Dr Kawashima's Devilish Brain Training: Can you stay focused? is full of puzzle-solving exercises and creative mini-games perfect for convenient pick-up-and-play. For casual gamers and even non-gamers who enjoy genuinely challenging brain-teasers.
Thanks to a playful tone, an adaptive challenge and a wide selection of cleverly designed activities, Brain Age : Concentration Training successfully keeps the experience interesting, but also gratifying. Despite some persistent handwriting recognition issues and the rather large amount of recycled games, this devilish episode shall amuse our minds, an indubitable benefit, intellectual empowerment debates notwithstanding.
Review in French | Read full review
It's a fun diversion, but I think that four years on it's a case of too little, too late and Brain Training's lost much of its charm. If you feel that information addiction has gotten the better of you or that you need to improve your focus, Devilish Brain training may be worthwhile – but it's both tedious and sparse.
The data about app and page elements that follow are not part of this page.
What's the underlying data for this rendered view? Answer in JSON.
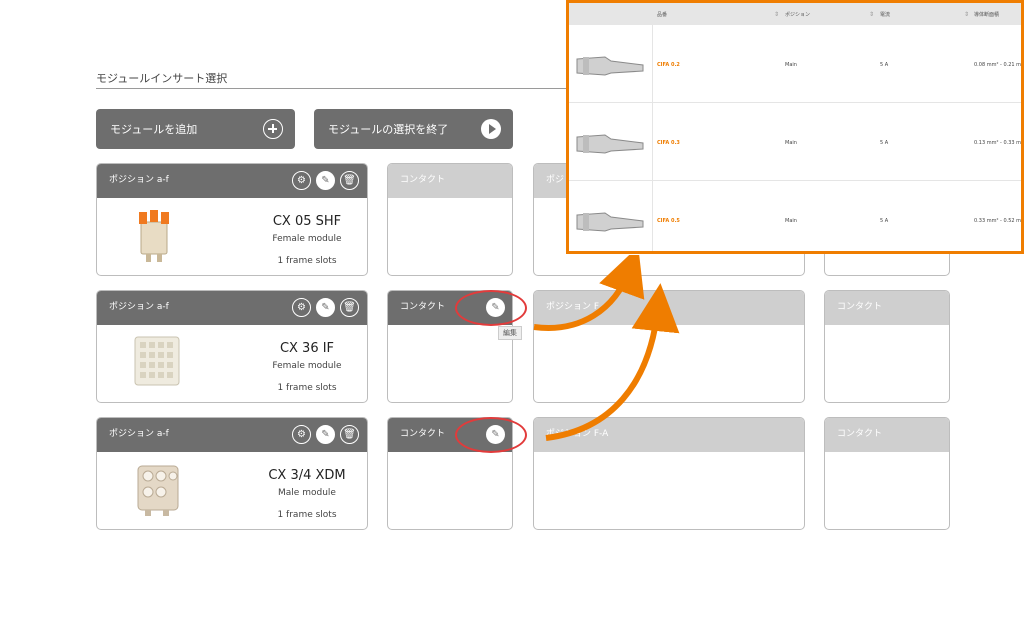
{
  "section": {
    "title": "モジュールインサート選択"
  },
  "actions": {
    "add_module": "モジュールを追加",
    "finish_selection": "モジュールの選択を終了"
  },
  "modules": [
    {
      "position": "ポジション a-f",
      "name": "CX 05 SHF",
      "type": "Female module",
      "slots": "1 frame slots"
    },
    {
      "position": "ポジション a-f",
      "name": "CX 36 IF",
      "type": "Female module",
      "slots": "1 frame slots"
    },
    {
      "position": "ポジション a-f",
      "name": "CX 3/4 XDM",
      "type": "Male module",
      "slots": "1 frame slots"
    }
  ],
  "contact_label": "コンタクト",
  "position_labels": {
    "row1": "ポジ",
    "row2": "ポジション F",
    "row3": "ポジション F-A"
  },
  "tooltip": "編集",
  "popup": {
    "headers": {
      "part_no": "品番",
      "position": "ポジション",
      "current": "電流",
      "cross_section": "導体断面積"
    },
    "rows": [
      {
        "part_no": "CIFA 0.2",
        "position": "Main",
        "current": "5 A",
        "cross_section": "0.08 mm² - 0.21 m"
      },
      {
        "part_no": "CIFA 0.3",
        "position": "Main",
        "current": "5 A",
        "cross_section": "0.13 mm² - 0.33 m"
      },
      {
        "part_no": "CIFA 0.5",
        "position": "Main",
        "current": "5 A",
        "cross_section": "0.33 mm² - 0.52 m"
      }
    ]
  },
  "colors": {
    "accent": "#ef7d00",
    "highlight": "#e23b3b",
    "dark_header": "#6e6e6e",
    "light_header": "#cfcfcf"
  },
  "icons": [
    "plus-circle-icon",
    "play-circle-icon",
    "settings-icon",
    "pencil-icon",
    "trash-icon"
  ]
}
Whether you're looking for 5 minutes of brain bending challenges or just some academic fun, Dr Kawashima's Devilish Brain Training may be the game for you. It does take a long time to unlock all the content, but when you do, you're spoiled for choice.
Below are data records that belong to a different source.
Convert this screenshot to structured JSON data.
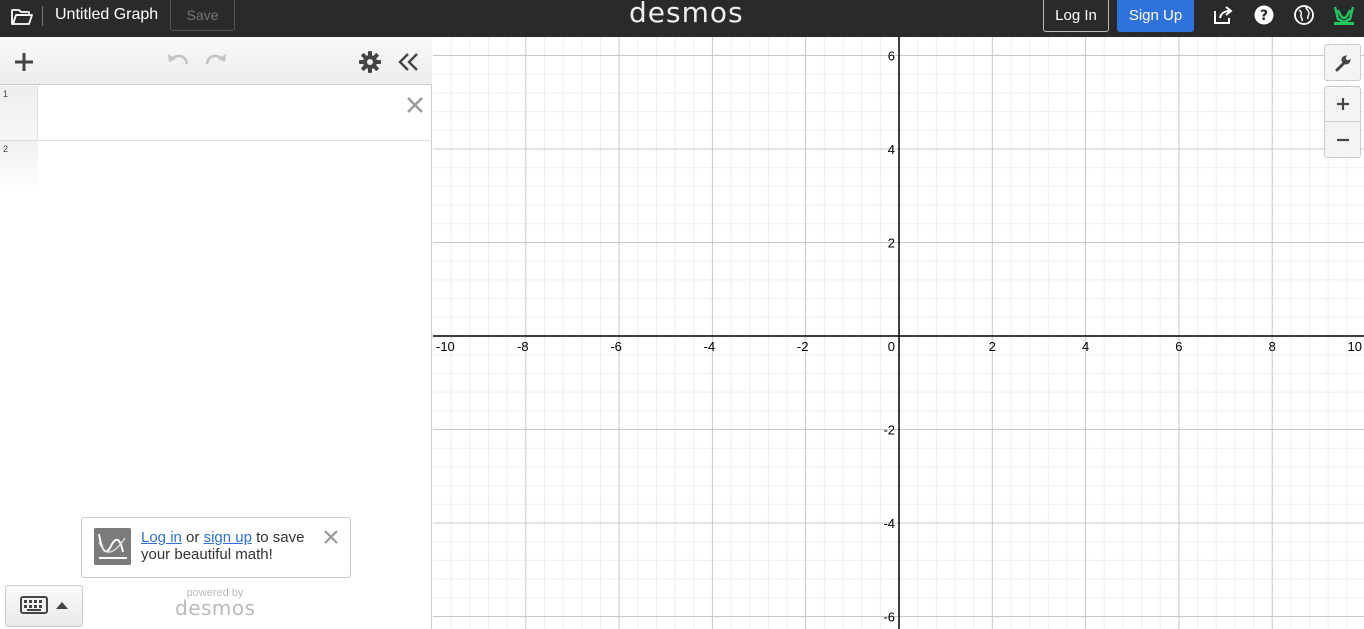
{
  "topbar": {
    "title": "Untitled Graph",
    "save_label": "Save",
    "logo": "desmos",
    "login_label": "Log In",
    "signup_label": "Sign Up",
    "icons": [
      "folder-icon",
      "share-icon",
      "help-icon",
      "globe-icon",
      "user-avatar-icon"
    ]
  },
  "expressions": {
    "toolbar_icons": [
      "add-icon",
      "undo-icon",
      "redo-icon",
      "settings-gear-icon",
      "collapse-chevron-icon"
    ],
    "rows": [
      {
        "index": "1",
        "value": ""
      },
      {
        "index": "2",
        "value": ""
      }
    ]
  },
  "toast": {
    "login_link": "Log in",
    "or_text": " or ",
    "signup_link": "sign up",
    "message": " to save your beautiful math!"
  },
  "powered": {
    "by": "powered by",
    "logo": "desmos"
  },
  "graph": {
    "x_range": [
      -10,
      10
    ],
    "y_range": [
      -6.3,
      6.3
    ],
    "x_major_step": 2,
    "y_major_step": 2,
    "minor_subdivisions": 5,
    "x_ticks": [
      "-10",
      "-8",
      "-6",
      "-4",
      "-2",
      "0",
      "2",
      "4",
      "6",
      "8",
      "10"
    ],
    "y_ticks": [
      "6",
      "4",
      "2",
      "-2",
      "-4",
      "-6"
    ],
    "tools": [
      "wrench-icon",
      "zoom-in-icon",
      "zoom-out-icon"
    ],
    "colors": {
      "minor_grid": "#ededed",
      "major_grid": "#c8c8c8",
      "axis": "#000000"
    }
  },
  "colors": {
    "accent": "#2f72dc",
    "topbar": "#2a2a2a"
  }
}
Dr. Kawashima's Devilish Brain Training: Can You Stay Focused? is an admirable attempt to mix up the formula, and there are glimmers of greatness here - the dynamically adjusting difficulty is fantastic, for instance - but it just can't measure up to its predecessors and the new ground that they broke. The decision to wait five years to publish the game in Europe is to its detriment, too, making the formula seem even more dated than before. It does its job well, but it lacks Brain Training's focus and accessibility, making it a difficult recommendation compared to the past iterations.
Assuming concentration is a problem worth solving (an assumption lacking the solidest of foundations), I will argue there are better, significantly more efficient, ways to address it than through another game from a device that's otherwise a regular dopamine provider by its own rights.